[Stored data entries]
****
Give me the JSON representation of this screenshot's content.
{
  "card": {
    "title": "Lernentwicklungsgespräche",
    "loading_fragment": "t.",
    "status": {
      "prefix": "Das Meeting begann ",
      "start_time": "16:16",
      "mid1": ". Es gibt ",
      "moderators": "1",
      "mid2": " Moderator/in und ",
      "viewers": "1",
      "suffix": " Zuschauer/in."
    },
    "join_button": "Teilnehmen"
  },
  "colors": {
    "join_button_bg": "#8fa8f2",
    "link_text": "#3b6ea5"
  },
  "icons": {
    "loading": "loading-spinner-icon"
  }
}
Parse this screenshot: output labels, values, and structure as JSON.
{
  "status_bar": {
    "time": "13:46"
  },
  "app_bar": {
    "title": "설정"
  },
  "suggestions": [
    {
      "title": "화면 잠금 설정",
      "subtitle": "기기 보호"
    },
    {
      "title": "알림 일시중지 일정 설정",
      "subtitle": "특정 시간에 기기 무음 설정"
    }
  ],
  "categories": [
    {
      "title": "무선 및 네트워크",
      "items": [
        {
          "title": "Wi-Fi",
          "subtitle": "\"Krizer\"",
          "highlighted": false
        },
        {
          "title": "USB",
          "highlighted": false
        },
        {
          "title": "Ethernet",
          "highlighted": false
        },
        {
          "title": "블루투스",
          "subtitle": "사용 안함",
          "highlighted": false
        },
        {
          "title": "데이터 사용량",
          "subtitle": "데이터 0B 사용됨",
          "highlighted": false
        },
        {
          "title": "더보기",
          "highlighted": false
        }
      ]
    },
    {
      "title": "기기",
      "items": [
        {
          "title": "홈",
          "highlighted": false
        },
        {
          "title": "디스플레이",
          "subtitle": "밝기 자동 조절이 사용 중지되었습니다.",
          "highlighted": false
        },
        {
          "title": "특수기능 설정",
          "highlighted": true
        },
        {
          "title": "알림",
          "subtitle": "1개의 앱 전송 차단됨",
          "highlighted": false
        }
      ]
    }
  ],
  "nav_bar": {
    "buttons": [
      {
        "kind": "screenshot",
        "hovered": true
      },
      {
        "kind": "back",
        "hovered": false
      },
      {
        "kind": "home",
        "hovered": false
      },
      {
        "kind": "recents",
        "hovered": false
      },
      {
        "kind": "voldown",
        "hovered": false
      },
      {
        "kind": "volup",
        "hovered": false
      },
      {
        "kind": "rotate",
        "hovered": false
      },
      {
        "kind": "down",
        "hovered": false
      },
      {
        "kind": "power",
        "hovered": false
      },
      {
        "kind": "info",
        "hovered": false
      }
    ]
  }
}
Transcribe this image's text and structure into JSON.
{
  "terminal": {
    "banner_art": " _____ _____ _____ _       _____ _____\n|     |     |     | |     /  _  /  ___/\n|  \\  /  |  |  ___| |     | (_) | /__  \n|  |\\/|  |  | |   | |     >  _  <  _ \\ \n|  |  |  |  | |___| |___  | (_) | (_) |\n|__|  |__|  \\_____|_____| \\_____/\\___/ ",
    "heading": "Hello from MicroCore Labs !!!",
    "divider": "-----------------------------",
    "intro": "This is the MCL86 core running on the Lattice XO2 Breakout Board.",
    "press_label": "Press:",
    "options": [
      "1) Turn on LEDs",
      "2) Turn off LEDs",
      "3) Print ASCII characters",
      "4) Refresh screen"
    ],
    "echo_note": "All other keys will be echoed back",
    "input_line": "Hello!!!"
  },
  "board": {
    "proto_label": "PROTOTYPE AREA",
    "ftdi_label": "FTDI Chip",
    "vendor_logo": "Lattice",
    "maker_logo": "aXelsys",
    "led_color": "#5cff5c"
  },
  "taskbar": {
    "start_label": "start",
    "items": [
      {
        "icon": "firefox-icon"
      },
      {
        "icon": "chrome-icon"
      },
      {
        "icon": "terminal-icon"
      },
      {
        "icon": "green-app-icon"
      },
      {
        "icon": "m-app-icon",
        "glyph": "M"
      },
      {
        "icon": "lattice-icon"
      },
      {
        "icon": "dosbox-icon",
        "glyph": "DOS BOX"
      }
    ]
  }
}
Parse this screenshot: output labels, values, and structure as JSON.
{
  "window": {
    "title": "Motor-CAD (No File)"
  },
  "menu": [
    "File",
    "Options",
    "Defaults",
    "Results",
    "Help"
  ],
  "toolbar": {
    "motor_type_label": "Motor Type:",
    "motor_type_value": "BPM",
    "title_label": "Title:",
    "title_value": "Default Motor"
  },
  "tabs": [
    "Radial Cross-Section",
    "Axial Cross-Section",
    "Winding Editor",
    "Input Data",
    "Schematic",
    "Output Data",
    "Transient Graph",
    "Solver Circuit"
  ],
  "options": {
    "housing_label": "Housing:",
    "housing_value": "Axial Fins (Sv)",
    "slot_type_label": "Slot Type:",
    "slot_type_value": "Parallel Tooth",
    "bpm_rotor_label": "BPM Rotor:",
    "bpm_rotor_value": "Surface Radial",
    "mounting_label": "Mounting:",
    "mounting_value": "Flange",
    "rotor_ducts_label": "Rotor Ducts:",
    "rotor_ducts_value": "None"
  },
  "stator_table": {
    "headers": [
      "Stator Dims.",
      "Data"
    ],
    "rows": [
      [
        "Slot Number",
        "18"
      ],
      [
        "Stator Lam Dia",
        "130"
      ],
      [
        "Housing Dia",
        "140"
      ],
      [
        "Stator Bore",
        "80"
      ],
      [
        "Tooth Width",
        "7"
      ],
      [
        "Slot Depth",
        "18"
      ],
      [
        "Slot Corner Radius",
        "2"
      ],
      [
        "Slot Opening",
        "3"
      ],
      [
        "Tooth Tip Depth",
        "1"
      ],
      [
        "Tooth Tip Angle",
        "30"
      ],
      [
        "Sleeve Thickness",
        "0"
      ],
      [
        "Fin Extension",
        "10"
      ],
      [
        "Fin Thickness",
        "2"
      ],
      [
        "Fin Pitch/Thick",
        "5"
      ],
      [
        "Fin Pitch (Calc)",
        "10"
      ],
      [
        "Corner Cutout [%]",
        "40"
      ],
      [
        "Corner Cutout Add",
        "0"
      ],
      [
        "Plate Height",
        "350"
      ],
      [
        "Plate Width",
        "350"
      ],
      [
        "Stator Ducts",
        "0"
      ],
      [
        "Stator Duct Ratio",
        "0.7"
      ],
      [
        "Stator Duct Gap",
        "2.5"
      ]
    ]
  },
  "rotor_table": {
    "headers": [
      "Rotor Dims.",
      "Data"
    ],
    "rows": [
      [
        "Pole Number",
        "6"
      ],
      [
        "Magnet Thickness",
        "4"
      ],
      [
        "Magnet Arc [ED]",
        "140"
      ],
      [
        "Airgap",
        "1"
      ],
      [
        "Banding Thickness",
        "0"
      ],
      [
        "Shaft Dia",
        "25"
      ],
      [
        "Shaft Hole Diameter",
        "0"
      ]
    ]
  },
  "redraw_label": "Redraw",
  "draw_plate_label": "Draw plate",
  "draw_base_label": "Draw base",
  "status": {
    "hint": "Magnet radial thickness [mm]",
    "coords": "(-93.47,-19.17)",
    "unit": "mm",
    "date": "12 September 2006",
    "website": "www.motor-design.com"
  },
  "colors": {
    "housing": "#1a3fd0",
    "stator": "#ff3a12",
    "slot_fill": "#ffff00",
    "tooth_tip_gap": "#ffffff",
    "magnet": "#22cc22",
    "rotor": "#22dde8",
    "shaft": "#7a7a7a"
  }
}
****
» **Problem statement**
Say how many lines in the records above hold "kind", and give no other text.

» **Response to the task**
10